The practice of yoga was traditionally passed from teacher to student. The teacher moderated the flow of information based on what the student was ready to learn. Today, a 24-hour yoga studio is employing teachers and practitioners around the world to open the floodgates. This studio is called the internet.
The internet is drowning the general population with information about yoga that is flawed, untrue and unearned. Students and seekers of the great truths underlying our existence are flailing amidst the waves of words, images and videos constantly crashing onto their screens.
When it comes to yoga, access to information is not a right. It is a privilege.
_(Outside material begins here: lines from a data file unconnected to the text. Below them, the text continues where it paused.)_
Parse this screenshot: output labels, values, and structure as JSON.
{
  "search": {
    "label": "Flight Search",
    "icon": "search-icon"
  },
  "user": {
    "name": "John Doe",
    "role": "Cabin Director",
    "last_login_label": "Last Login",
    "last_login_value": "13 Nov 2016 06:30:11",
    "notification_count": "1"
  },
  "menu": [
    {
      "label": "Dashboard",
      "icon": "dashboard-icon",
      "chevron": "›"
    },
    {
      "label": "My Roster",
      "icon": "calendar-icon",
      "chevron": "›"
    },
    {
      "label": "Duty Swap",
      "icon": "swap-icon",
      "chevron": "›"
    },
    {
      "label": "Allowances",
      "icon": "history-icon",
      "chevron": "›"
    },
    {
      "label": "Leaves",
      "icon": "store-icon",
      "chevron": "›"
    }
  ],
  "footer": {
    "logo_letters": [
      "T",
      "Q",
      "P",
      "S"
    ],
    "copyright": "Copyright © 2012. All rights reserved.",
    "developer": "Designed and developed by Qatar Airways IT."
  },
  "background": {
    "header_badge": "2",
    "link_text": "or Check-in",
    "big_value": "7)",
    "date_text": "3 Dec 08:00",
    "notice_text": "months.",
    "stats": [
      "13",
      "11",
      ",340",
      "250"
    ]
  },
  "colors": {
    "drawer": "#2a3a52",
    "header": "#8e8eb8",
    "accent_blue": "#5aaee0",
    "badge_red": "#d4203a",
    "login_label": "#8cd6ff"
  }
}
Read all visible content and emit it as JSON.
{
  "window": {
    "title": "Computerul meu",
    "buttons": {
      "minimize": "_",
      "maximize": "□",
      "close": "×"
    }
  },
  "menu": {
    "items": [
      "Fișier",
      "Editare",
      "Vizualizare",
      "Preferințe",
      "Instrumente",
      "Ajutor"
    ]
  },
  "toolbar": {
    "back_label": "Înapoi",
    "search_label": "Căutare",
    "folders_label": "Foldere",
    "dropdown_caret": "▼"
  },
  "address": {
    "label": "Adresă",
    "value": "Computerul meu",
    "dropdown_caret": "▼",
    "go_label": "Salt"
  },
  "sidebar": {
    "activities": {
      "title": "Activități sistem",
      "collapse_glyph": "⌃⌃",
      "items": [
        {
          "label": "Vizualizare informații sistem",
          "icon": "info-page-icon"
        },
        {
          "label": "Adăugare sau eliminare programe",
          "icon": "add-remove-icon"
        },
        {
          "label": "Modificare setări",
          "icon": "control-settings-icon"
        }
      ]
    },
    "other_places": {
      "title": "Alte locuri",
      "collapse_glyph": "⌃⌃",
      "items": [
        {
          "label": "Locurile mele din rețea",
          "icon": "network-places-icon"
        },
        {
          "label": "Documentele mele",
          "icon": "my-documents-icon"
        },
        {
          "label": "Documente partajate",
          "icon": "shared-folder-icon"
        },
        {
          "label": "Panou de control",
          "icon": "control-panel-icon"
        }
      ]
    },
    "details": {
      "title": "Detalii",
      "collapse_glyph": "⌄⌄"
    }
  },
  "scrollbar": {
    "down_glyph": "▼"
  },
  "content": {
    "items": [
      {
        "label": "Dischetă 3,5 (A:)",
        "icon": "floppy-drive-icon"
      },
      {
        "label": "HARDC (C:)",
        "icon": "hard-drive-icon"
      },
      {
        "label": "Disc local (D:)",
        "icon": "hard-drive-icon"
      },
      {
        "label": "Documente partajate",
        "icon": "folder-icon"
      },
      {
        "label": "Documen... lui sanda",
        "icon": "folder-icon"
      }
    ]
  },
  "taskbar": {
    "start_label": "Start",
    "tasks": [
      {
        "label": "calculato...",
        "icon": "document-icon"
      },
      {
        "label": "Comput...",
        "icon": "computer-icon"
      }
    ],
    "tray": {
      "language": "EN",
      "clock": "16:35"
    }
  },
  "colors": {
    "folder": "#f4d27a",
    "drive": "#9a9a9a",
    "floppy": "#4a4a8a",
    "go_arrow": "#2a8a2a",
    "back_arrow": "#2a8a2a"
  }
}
The teachings must be sought and procured from credible and trustworthy sources over time. The teachings must be earned.
I showed up to my first yoga class to stretch my hamstrings and to strengthen my core. I never would have dipped my bare toes onto that mat if someone had told me that I was about to embark on a transformational voyage, one that would make my life more difficult before it would make it easier. I had not earned the right to know that yet.
I concluded from classes, trainings and books during the following years that yoga would make me happy. If I learned how to do a handstand, confetti would rain from the ceiling and wash away all of my problems as friends and students cheered for me and my achievement.
But, five years into my practice, I was not happy. I was dispirited, lost and confused. Life became a void, with not one drop of confetti on the ground.
When I began practicing 10 years ago, yoga was not as popular, especially among men. Trendy blogs were not glorifying its effects, and social media was not pimping out its most arresting aspects. I was able to stay relatively clean in the information that I was receiving – and I still felt misled and miserable.
Today, inundated yoga consumers are being set up to sink faster and farther. Overfiltering the images that we post is making the process appear easier than it is. Underfiltering our words is propagating irresponsible and inaccurate publications.
It took years of swimming upstream through rough rapids and murky waters for me to earn the right to learn more. It required studying with a teacher who could select the lessons that I was ready for to reach a calmer body of water. It demands daily dedication to remain anchored to its tranquil depths despite the storms that disturb its surface.
Unlike the trend of yoga, the practice of yoga is a systematic approach to understanding how to work with ourselves to develop balance, presence and equanimity. In this sense, it is a science.
Just as in school, we must layer on over time the knowledge required to cultivate these qualities. We must demonstrate continued effort and growth to unlock the deeper knowledge.
When the student is ready, the teacher will appear. When the student is ready, bigger teachers and teachings will appear.
Even after the teacher appears, it does not mean that we have earned the right to know everything. It means that we have earned the right to know what we are ready to know now. When the teacher senses that the student is ready, the lesson will transpire.
The internet proposes that these lessons will make us happy. But they have a tendency to make life more intense and more uncomfortable. Eventually, yoga can unleash the waterfall of joy that exists within you. But first, it might fuck you up.
This vignette is not as flawless as a photo of a radiant yogi doing armless headstand on a cliff at sunset in the latest active couture or as carefree as a fact-free blog post. But it is beautiful, and it is real.
The beauty in my naiveté was that it allowed me to step onto the raft that would carry me to that calmer body of water. The reality in my struggle soaked the truths that were buried in its bed in value.
When we have no idea what lies ahead, we stay open to the information that is meant for us. When we pour time, money, energy and tears into our process, we value the knowledge that they yield.
A serious student and I recently have moved from more structured to more fluid sessions. As he has begun to unfold his own self-knowledge, there is no plan to adhere to, no curriculum to follow, no goal to achieve. All there is, is the patience required to realize the truths that this student is meant to discover.
This can feel aimless and uneasy. But, with less access to the answers, the student can begin to ask his own questions, to find his own answers and, ultimately, to become his own teacher.
The same is true for you. Keep diving for deeper layers of knowledge. Be willing to swim across the spectrum of your practice. Realize that it will take as long as is necessary to discover the truths that are meant for you.
It may take one more moment, or it may take one more lifetime. The realizations that we are searching for will come to us at the exact moment that they are meant to. We will begin to receive them when we have earned the right to know.
What are you ready to know? Only each moment can show you.
Ready for yoga to shake you up? Come and get the teachings that are ready for you.
A Maur Unity collaboration, edited by Maura Bogue